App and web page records
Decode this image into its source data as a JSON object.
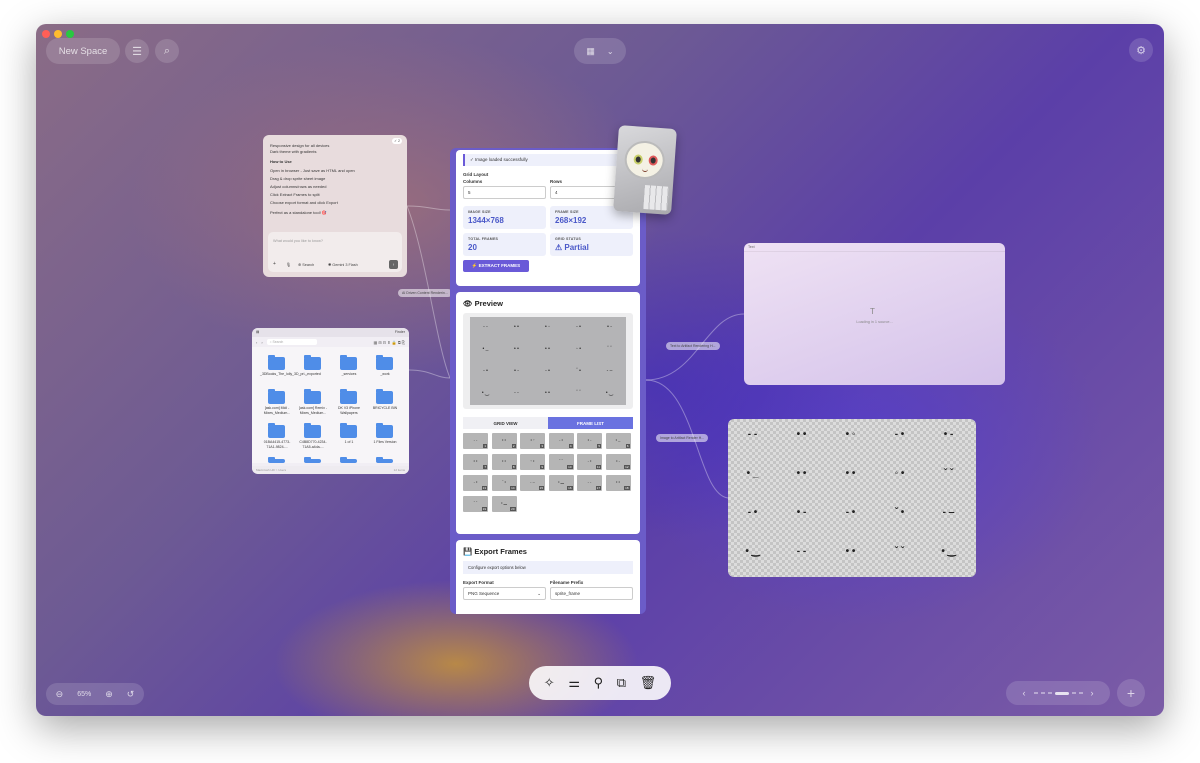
{
  "topbar": {
    "space_label": "New Space",
    "zoom_level": "65%"
  },
  "icons": {
    "menu": "menu-icon",
    "search": "search-icon",
    "grid": "grid-icon",
    "chevron": "chevron-down-icon",
    "settings": "gear-icon",
    "add": "plus-icon"
  },
  "chat_note": {
    "badge": "✓ 2",
    "lines": [
      "Responsive design for all devices",
      "Dark theme with gradients",
      "How to Use",
      "Open in browser - Just save as HTML and open",
      "Drag & drop sprite sheet image",
      "Adjust columns/rows as needed",
      "Click Extract Frames to split",
      "Choose export format and click Export",
      "Perfect as a standalone tool! 🎯"
    ],
    "input_placeholder": "What would you like to know?",
    "search_label": "Search",
    "model_label": "Gemini 3 Flash"
  },
  "connectors": {
    "c1": "AI Driven Content Renderin...",
    "c2": "Text to Artifact Rendering H...",
    "c3": "Image to Artifact Render H..."
  },
  "finder": {
    "title": "Finder",
    "search_placeholder": "Search",
    "folders": [
      "_3DBooks_The_lolly_3D_pri...",
      "_exported",
      "_services",
      "_work",
      "[ask.com] Midi - Mixes_Medium...",
      "[ask.com] Remix - Mixes_Medium...",
      "DK V3 iPhone Wallpapers",
      "BRICYCLE BIN",
      "01BA4415-4773-71A1-9824-...",
      "C4B8D770-4234-71A5-a4da-...",
      "1 of 1",
      "1 Files Version"
    ],
    "footer_left": "Macintosh HD > Users",
    "footer_right": "12 items"
  },
  "extractor": {
    "status": "✓ Image loaded successfully",
    "grid_title": "Grid Layout",
    "columns_label": "Columns",
    "columns_value": "5",
    "rows_label": "Rows",
    "rows_value": "4",
    "stats": [
      {
        "key": "IMAGE SIZE",
        "value": "1344×768"
      },
      {
        "key": "FRAME SIZE",
        "value": "268×192"
      },
      {
        "key": "TOTAL FRAMES",
        "value": "20"
      },
      {
        "key": "GRID STATUS",
        "value": "⚠ Partial"
      }
    ],
    "extract_button": "⚡ EXTRACT FRAMES",
    "preview_title": "👁 Preview",
    "grid_view_tab": "GRID VIEW",
    "frame_list_tab": "FRAME LIST",
    "export_title": "💾 Export Frames",
    "export_note": "Configure export options below",
    "format_label": "Export Format",
    "format_value": "PNG Sequence",
    "prefix_label": "Filename Prefix",
    "prefix_value": "sprite_frame"
  },
  "text_card": {
    "title": "Text",
    "loading": "Loading in 1 source..."
  },
  "faces": [
    "- -",
    "• •",
    "• ◦",
    "- •",
    "• -",
    "• _",
    "• •",
    "• •",
    "◦ •",
    "ˇ ˇ",
    "- •",
    "• -",
    "- •",
    "ˇ •",
    "- ‒",
    "• ‿",
    "- -",
    "• •",
    "ˇ ˇ",
    "• ‿"
  ],
  "frame_numbers": [
    "1",
    "2",
    "3",
    "4",
    "5",
    "6",
    "7",
    "8",
    "9",
    "10",
    "11",
    "12",
    "13",
    "14",
    "15",
    "16",
    "17",
    "18",
    "19",
    "20"
  ],
  "colors": {
    "accent": "#6a5ad8",
    "accent_light": "#eef0fb",
    "brand_gradient_start": "#8a6c86",
    "brand_gradient_end": "#5b3fa8"
  }
}
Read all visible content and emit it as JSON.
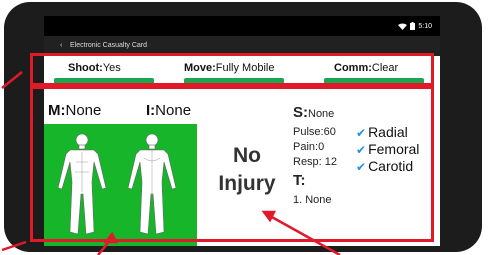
{
  "status_bar": {
    "time": "5:10",
    "wifi_icon": "wifi-icon",
    "battery_icon": "battery-icon"
  },
  "app_bar": {
    "title": "Electronic Casualty Card",
    "back_icon": "back-arrow-icon"
  },
  "top_stats": {
    "shoot": {
      "label": "Shoot:",
      "value": "Yes"
    },
    "move": {
      "label": "Move:",
      "value": "Fully Mobile"
    },
    "comm": {
      "label": "Comm:",
      "value": "Clear"
    },
    "bar_color": "#19a84f"
  },
  "massive_hemorrhage": {
    "label": "M:",
    "value": "None"
  },
  "interventions": {
    "label": "I:",
    "value": "None"
  },
  "body_panel": {
    "color": "#16b52a",
    "figure_icons": [
      "body-front-icon",
      "body-back-icon"
    ]
  },
  "injury_status": {
    "line1": "No",
    "line2": "Injury"
  },
  "vitals": {
    "s_label": "S:",
    "s_value": "None",
    "pulse": "Pulse:60",
    "pain": "Pain:0",
    "resp": "Resp: 12",
    "t_label": "T:",
    "t_value": "1. None"
  },
  "pulse_sites": [
    {
      "label": "Radial",
      "checked": true
    },
    {
      "label": "Femoral",
      "checked": true
    },
    {
      "label": "Carotid",
      "checked": true
    }
  ],
  "annotation_color": "#e0192b"
}
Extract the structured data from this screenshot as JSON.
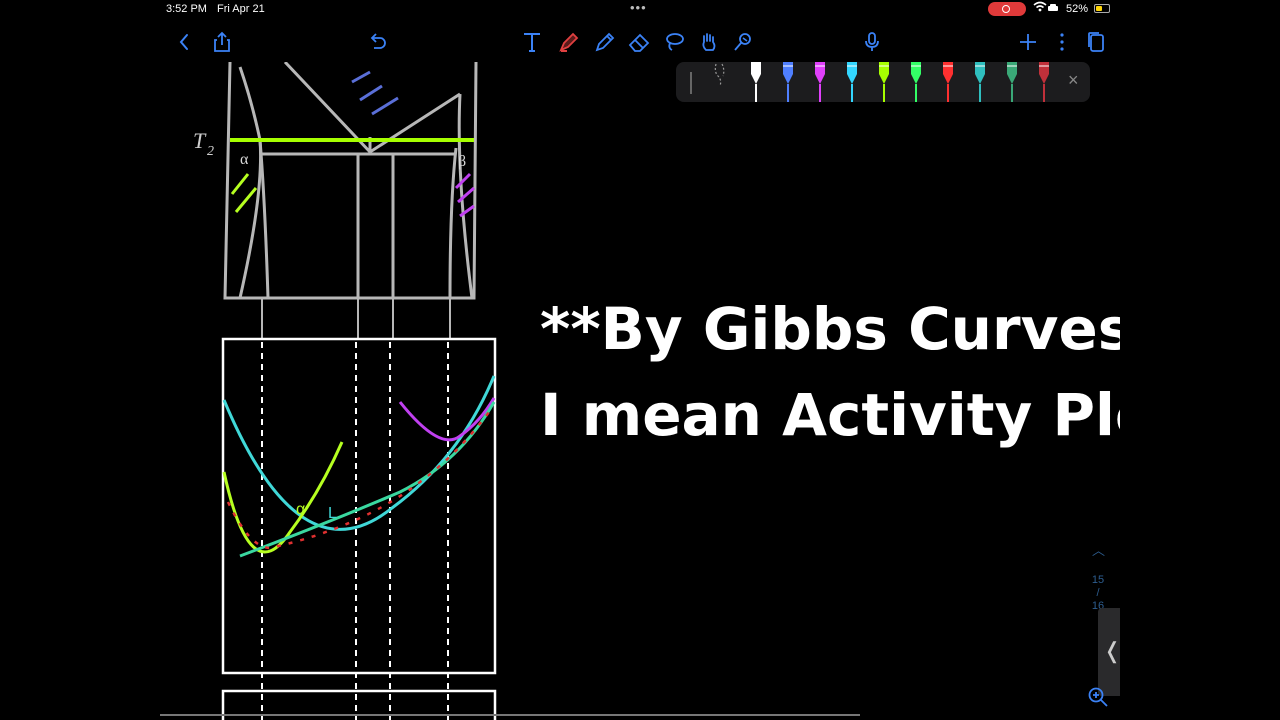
{
  "status_bar": {
    "time": "3:52 PM",
    "date": "Fri Apr 21",
    "battery_percent": "52%",
    "battery_level": 0.52,
    "recording_color": "#e03a3a"
  },
  "toolbar": {
    "left_icons": [
      "back-icon",
      "share-icon",
      "undo-icon"
    ],
    "tool_icons": [
      "text-tool-icon",
      "pen-tool-icon",
      "pencil-tool-icon",
      "eraser-tool-icon",
      "lasso-tool-icon",
      "hand-tool-icon",
      "shape-tool-icon"
    ],
    "right_icons": [
      "microphone-icon",
      "add-icon",
      "more-icon",
      "pages-icon"
    ],
    "accent_color": "#3b82f6"
  },
  "pen_tray": {
    "colors": [
      "#ffffff",
      "#4f7fff",
      "#e040fb",
      "#33d6ff",
      "#a6ff00",
      "#33ff66",
      "#ff3030",
      "#2fbfbf",
      "#3aa877",
      "#c0303a"
    ],
    "close_glyph": "×"
  },
  "caption": {
    "line1": "**By Gibbs Curves",
    "line2": "I mean Activity Plots**"
  },
  "diagram": {
    "label_t2": "T",
    "label_t2_sub": "2",
    "label_alpha": "α",
    "label_beta": "β"
  },
  "page_nav": {
    "current": "15",
    "separator": "/",
    "total": "16"
  },
  "side_tab_glyph": "❬"
}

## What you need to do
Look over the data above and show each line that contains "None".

## Result
    "value": "None"
    "value": "None"
    "s_value": "None",
    "t_value": "1. None"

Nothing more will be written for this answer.